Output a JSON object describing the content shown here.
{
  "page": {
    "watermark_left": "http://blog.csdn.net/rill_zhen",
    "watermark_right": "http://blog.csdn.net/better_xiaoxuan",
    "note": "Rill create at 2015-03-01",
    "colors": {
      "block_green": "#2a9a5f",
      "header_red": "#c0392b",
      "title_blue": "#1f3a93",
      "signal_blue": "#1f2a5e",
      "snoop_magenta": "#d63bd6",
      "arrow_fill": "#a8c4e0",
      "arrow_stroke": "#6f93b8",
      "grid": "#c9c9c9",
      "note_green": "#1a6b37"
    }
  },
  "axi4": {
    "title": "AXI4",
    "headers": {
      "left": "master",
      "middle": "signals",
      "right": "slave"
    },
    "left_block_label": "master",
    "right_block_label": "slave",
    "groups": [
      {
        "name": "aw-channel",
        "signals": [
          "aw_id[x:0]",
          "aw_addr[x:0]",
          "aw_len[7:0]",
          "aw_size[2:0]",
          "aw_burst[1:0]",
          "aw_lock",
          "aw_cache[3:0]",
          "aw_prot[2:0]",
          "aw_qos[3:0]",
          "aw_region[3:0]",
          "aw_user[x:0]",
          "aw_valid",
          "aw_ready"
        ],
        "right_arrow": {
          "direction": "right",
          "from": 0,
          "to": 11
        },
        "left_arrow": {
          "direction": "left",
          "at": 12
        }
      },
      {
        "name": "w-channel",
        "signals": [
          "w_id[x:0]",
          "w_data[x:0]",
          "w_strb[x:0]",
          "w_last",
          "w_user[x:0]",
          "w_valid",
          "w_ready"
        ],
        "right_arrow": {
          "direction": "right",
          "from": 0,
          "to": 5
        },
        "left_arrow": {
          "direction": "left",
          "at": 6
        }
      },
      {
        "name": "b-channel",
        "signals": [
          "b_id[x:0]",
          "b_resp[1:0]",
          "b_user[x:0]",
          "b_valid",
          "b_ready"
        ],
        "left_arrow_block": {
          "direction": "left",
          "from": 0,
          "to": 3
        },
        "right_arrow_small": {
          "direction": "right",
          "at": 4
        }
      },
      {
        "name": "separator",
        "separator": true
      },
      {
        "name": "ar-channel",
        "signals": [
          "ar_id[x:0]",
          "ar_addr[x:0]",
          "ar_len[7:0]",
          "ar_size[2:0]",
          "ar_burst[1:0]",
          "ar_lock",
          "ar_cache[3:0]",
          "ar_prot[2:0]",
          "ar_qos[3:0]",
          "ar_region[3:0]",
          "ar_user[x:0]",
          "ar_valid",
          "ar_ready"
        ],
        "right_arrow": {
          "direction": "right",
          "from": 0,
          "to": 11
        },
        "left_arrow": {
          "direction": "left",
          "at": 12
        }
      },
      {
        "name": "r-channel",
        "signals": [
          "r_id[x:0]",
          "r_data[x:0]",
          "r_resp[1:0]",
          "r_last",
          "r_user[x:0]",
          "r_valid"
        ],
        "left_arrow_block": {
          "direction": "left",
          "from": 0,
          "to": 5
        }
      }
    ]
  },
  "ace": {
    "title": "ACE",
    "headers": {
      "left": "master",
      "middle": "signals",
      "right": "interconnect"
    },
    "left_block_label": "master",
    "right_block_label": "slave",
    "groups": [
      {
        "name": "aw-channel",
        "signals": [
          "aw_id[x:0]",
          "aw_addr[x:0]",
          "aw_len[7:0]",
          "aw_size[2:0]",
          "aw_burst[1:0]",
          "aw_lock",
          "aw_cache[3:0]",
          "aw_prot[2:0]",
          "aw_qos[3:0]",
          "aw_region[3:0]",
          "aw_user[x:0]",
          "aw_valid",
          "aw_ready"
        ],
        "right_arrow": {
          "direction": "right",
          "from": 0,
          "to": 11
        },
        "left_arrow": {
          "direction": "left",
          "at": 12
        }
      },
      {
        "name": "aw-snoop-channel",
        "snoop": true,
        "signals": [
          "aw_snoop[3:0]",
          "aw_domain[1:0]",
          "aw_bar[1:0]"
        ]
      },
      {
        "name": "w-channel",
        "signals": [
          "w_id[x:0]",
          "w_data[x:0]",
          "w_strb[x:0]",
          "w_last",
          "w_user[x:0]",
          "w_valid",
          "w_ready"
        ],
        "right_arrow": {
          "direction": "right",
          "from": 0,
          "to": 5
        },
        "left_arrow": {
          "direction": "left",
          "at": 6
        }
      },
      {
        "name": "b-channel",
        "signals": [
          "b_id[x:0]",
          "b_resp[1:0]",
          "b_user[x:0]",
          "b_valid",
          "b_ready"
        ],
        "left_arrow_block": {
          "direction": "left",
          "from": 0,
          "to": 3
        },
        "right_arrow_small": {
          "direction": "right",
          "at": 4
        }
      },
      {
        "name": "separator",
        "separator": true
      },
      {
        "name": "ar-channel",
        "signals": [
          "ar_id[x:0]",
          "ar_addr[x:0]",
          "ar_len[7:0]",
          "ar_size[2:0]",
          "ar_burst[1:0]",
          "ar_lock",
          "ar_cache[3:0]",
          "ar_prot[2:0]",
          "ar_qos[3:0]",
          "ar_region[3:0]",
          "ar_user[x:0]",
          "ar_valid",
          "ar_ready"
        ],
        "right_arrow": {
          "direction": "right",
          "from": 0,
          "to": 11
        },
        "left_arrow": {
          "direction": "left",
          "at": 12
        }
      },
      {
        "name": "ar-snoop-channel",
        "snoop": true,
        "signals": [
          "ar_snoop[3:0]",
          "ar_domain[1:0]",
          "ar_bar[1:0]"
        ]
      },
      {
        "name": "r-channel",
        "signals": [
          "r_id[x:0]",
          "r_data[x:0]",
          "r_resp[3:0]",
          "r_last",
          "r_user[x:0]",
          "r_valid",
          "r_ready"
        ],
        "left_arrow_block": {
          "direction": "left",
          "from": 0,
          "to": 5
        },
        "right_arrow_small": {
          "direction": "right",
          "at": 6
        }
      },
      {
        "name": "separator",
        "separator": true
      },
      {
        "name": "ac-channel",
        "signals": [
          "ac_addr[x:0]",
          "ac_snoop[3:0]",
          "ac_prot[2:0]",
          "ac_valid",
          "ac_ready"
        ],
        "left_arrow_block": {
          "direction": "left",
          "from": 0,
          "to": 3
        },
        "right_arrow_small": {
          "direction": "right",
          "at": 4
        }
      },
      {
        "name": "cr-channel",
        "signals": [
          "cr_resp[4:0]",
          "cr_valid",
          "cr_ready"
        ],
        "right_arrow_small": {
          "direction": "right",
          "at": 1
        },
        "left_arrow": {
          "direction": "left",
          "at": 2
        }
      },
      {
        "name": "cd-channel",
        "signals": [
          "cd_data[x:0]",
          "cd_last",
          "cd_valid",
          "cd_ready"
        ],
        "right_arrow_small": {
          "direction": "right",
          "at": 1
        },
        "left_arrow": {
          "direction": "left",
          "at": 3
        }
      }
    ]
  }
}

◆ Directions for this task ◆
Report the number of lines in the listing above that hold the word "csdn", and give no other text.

◆ Answer box ◆
2